Skip to main content
You are the owner of this article.
You have permission to edit this article.
Napa County needs more time with a winery proposal at the end of a mile-long narrow road
Wine Industry

Napa County needs more time with a winery proposal at the end of a mile-long narrow road

From the Napa Valley Wine Insider Digest: June 12, 2021 series

Kelly Fleming's winery near Calistoga wants more visitors and, in an increasingly familiar story for off-the-beaten-path Napa County wineries, rural neighbors are concerned.

The winery under the name of Pickett Road Wine Co. asked the county Planning Commission last week to, among other things, raise the visitation cap. Commissioners told Fleming and the neighbors to try to work out their differences.

“I would much prefer to have the applicant and neighbors come together,” Commissioner Dave Whitmer said.

Commissioners agreed that the matter should return to them at a date-to-be-determined.

The winery is located in Simmons Canyon near the end of mile-long Pickett Road. Pickett Road is narrow and runs past vineyards, some rural homes, and a few wineries before reaching a dead end.

Fleming secured county approval for her winery in 2006 and opened it in 2010. Her request to the Planning Commission included increasing annual visitation from a maximum of 3,618 to 7,372.

Some Pickett Road residents expressed concerns about the potential for more traffic, more noise and more water use.

Pickett Road resident Robert Levenstein supported Fleming’s interest in increasing her business.

“But we’re not supportive — just as county code is not supportive — of loud parties and amplified music which disturbs the peaceful enjoyment of local property,” he said.

Pickett Road resident Christopher Kostow is the chef at The Restaurant at Meadowood. He said winery events involve not only guests arriving in shuttles, but also florists, planners, musicians, and others.

“That is a lot of traffic, a lot of cars, hurtling down that road,” Kostow said.

Pickett Road at some points is no wider than 11 feet, he said. There is a crumbling ditch to the north side. He fears regularly for his children’s lives. A local dog was recently killed by a speeding motorist.

Whitmer said he understood.

“You come down from the very top of Pickett Road and it’s a straightaway,” Whitmer said. “A lot of folks are probably going, ‘Oh boy, this is like a race track.’ Well, that’s a problem on a small, narrow road like that.”

When he drove on the road, he saw no posted speed limit, though perhaps he just missed it, Whitmer said.

Kostow and others in letters talked about the aquifer that provides drinking water to residents. Supplies have become increasingly spotty, they said.

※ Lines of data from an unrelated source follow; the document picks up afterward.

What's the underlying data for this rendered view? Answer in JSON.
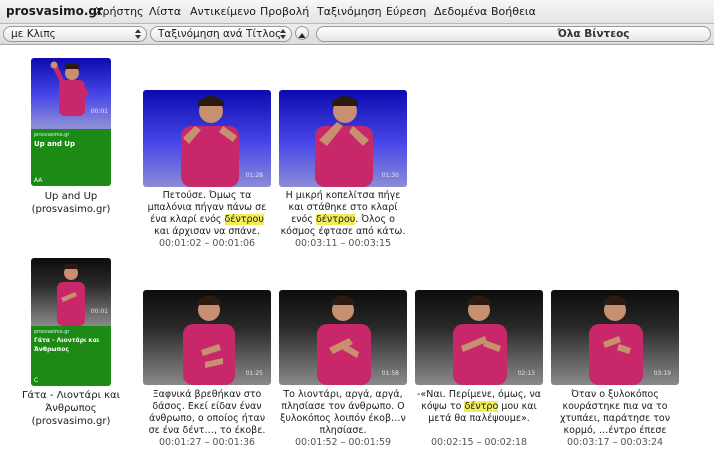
{
  "app": {
    "name": "prosvasimo.gr"
  },
  "menu": [
    "Χρήστης",
    "Λίστα",
    "Αντικείμενο",
    "Προβολή",
    "Ταξινόμηση",
    "Εύρεση",
    "Δεδομένα",
    "Βοήθεια"
  ],
  "toolbar": {
    "filter_value": "με Κλιπς",
    "sort_value": "Ταξινόμηση ανά Τίτλος",
    "scope_label": "Όλα Βίντεος"
  },
  "groups": [
    {
      "title_card": {
        "site": "prosvasimo.gr",
        "title": "Up and Up",
        "code": "AA",
        "caption": "Up and Up (prosvasimo.gr)",
        "timecode": "00:01"
      },
      "clips": [
        {
          "caption_before": "Πετούσε. Όμως τα μπαλόνια πήγαν πάνω σε ένα κλαρί ενός ",
          "highlight": "δέντρου",
          "caption_after": " και άρχισαν να σπάνε.",
          "time": "00:01:02 – 00:01:06",
          "timecode": "01:28"
        },
        {
          "caption_before": "Η μικρή κοπελίτσα πήγε και στάθηκε στο κλαρί ενός ",
          "highlight": "δέντρου",
          "caption_after": ". Όλος ο κόσμος έφτασε από κάτω.",
          "time": "00:03:11 – 00:03:15",
          "timecode": "01:30"
        }
      ]
    },
    {
      "title_card": {
        "site": "prosvasimo.gr",
        "title": "Γάτα - Λιοντάρι και Άνθρωπος",
        "code": "C",
        "caption": "Γάτα - Λιοντάρι και Άνθρωπος (prosvasimo.gr)",
        "timecode": "00:01"
      },
      "clips": [
        {
          "caption_before": "Ξαφνικά βρεθήκαν στο δάσος. Εκεί είδαν έναν άνθρωπο, ο οποίος ήταν σε ένα δέντ…, το έκοβε.",
          "highlight": "",
          "caption_after": "",
          "time": "00:01:27 – 00:01:36",
          "timecode": "01:25"
        },
        {
          "caption_before": "Το λιοντάρι, αργά, αργά, πλησίασε τον άνθρωπο. Ο ξυλοκόπος λοιπόν έκοβ…ν πλησίασε.",
          "highlight": "",
          "caption_after": "",
          "time": "00:01:52 – 00:01:59",
          "timecode": "01:58"
        },
        {
          "caption_before": "-«Ναι. Περίμενε, όμως, να κόψω το ",
          "highlight": "δέντρο",
          "caption_after": " μου και μετά θα παλέψουμε».",
          "time": "00:02:15 – 00:02:18",
          "timecode": "02:13"
        },
        {
          "caption_before": "Όταν ο ξυλοκόπος κουράστηκε πια να το χτυπάει, παράτησε τον κορμό, …έντρο έπεσε",
          "highlight": "",
          "caption_after": "",
          "time": "00:03:17 – 00:03:24",
          "timecode": "03:19"
        }
      ]
    }
  ],
  "colors": {
    "accent_highlight": "#f2ee5a",
    "title_card_green": "#1c8a14",
    "shirt": "#c8286a",
    "blue_background": "#2a2ad0"
  }
}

“Water trucks can be seen every day on Pickett Road,” Levenstein said. “They tell us the water problem is a big one.”

Consultant Jon Webb on behalf of the winery said the water increase would be minimal, about 26,000 gallons a year. That’s about the use of a residence for one month.

Webb said the winery could be put up directional signs to make certain guests find the winery easily. It could reduce the number of additional marketing events, switch some from nighttime to daytime and notify immediate neighbors of nighttime events.

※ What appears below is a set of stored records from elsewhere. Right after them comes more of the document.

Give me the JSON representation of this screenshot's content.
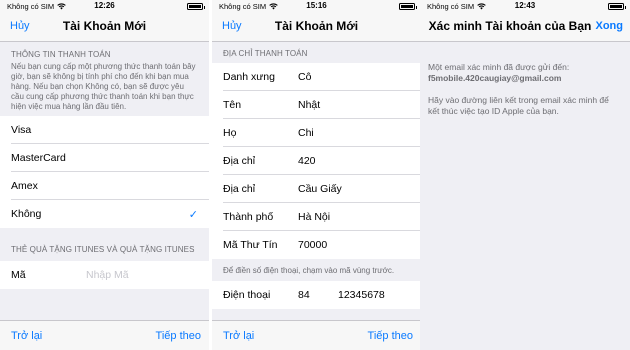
{
  "colors": {
    "accent": "#0a7aff",
    "background": "#efeff4",
    "bar": "#f7f7f7",
    "secondary_text": "#6d6d72"
  },
  "screen1": {
    "status": {
      "carrier": "Không có SIM",
      "time": "12:26"
    },
    "nav": {
      "cancel": "Hủy",
      "title": "Tài Khoản Mới"
    },
    "payment_header": "THÔNG TIN THANH TOÁN",
    "payment_desc": "Nếu bạn cung cấp một phương thức thanh toán bây giờ, bạn sẽ không bị tính phí cho đến khi bạn mua hàng. Nếu bạn chọn Không có, bạn sẽ được yêu cầu cung cấp phương thức thanh toán khi bạn thực hiện việc mua hàng lần đầu tiên.",
    "payment_options": [
      {
        "label": "Visa"
      },
      {
        "label": "MasterCard"
      },
      {
        "label": "Amex"
      },
      {
        "label": "Không",
        "check": "✓"
      }
    ],
    "gift_header": "THẺ QUÀ TẶNG ITUNES VÀ QUÀ TẶNG ITUNES",
    "code_label": "Mã",
    "code_placeholder": "Nhập Mã",
    "back": "Trở lại",
    "next": "Tiếp theo"
  },
  "screen2": {
    "status": {
      "carrier": "Không có SIM",
      "time": "15:16"
    },
    "nav": {
      "cancel": "Hủy",
      "title": "Tài Khoản Mới"
    },
    "billing_header": "ĐỊA CHỈ THANH TOÁN",
    "fields": [
      {
        "label": "Danh xưng",
        "value": "Cô"
      },
      {
        "label": "Tên",
        "value": "Nhật"
      },
      {
        "label": "Họ",
        "value": "Chi"
      },
      {
        "label": "Địa chỉ",
        "value": "420"
      },
      {
        "label": "Địa chỉ",
        "value": "Cầu Giấy"
      },
      {
        "label": "Thành phố",
        "value": "Hà Nội"
      },
      {
        "label": "Mã Thư Tín",
        "value": "70000"
      }
    ],
    "phone_note": "Để điền số điện thoại, chạm vào mã vùng trước.",
    "phone_label": "Điện thoại",
    "phone_area": "84",
    "phone_number": "12345678",
    "back": "Trở lại",
    "next": "Tiếp theo"
  },
  "screen3": {
    "status": {
      "carrier": "Không có SIM",
      "time": "12:43"
    },
    "nav": {
      "title": "Xác minh Tài khoản của Bạn",
      "done": "Xong"
    },
    "sent_text": "Một email xác minh đã được gửi đến:",
    "email": "f5mobile.420caugiay@gmail.com",
    "instructions": "Hãy vào đường liên kết trong email xác minh để kết thúc việc tạo ID Apple của bạn."
  }
}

Commissioners also addressed the possibility of canceling events and visitation when severe weather makes wildfires a particular danger. The winery during the 2020 fires lost four acres of vineyards, a pump house, a detached garage, various tanks, and buried lines.

“I think because of the location of this winery, being conservative is the right move here,” Commissioner Megan Dameron said.

Such issues will return to the commission as it grapples with another growth decision involving a winery that is not along a major roadway. The county approaches "remote" wineries on a case-by-case basis, looking at what is unique to each request.

County officials in 2018 said unincorporated Napa County has 484 wineries, and 57 percent are located in hillside areas and the Carneros region. Thirty-eight percent are located on the valley floor. The rest are in such places as the airport industrial area.

A new study has found that puppies are wired to communicate with humans from birth. Dogs are born with “human-like” social skills that give them an advantage when it comes to bonding with people. Researchers found that puppies are able to understand some human gestures. However, they aren’t able to communicate back until they are a little older. 375 eight-week-old puppies took part in the study. The dogs had little previous one-on-one interaction with humans. In one test, the puppies were able to find a hidden treat by following human pointing gestures. These findings suggest that dogs are biologically prepared for communication with humans, Dr. Emily Bray, University of Arizona

Catch up on Napa County's top news stories

In case you missed it, here is a look at the most-read stories on

Get unlimited digital access to the Napa Valley Register for just $3 for your first 3 months! Enjoy every article without restrictions and find tons of subscriber-only perks, such as access to our daily eEdition. Click here for details!

You can reach Barry Eberling at 256-2253 or

Get local news delivered to your inbox!

* I understand and agree that registration on or use of this site constitutes agreement to its user agreement and privacy policy.

Napa County Reporter

Barry Eberling covers Napa County government, transportation, the environment and general assignments. He has worked for the Napa Valley Register since fall 2014 and previously worked 27 years for the Daily Republic of Fairfield.

Related to this story

Get up-to-the-minute news sent straight to your device.


News Alerts

Breaking News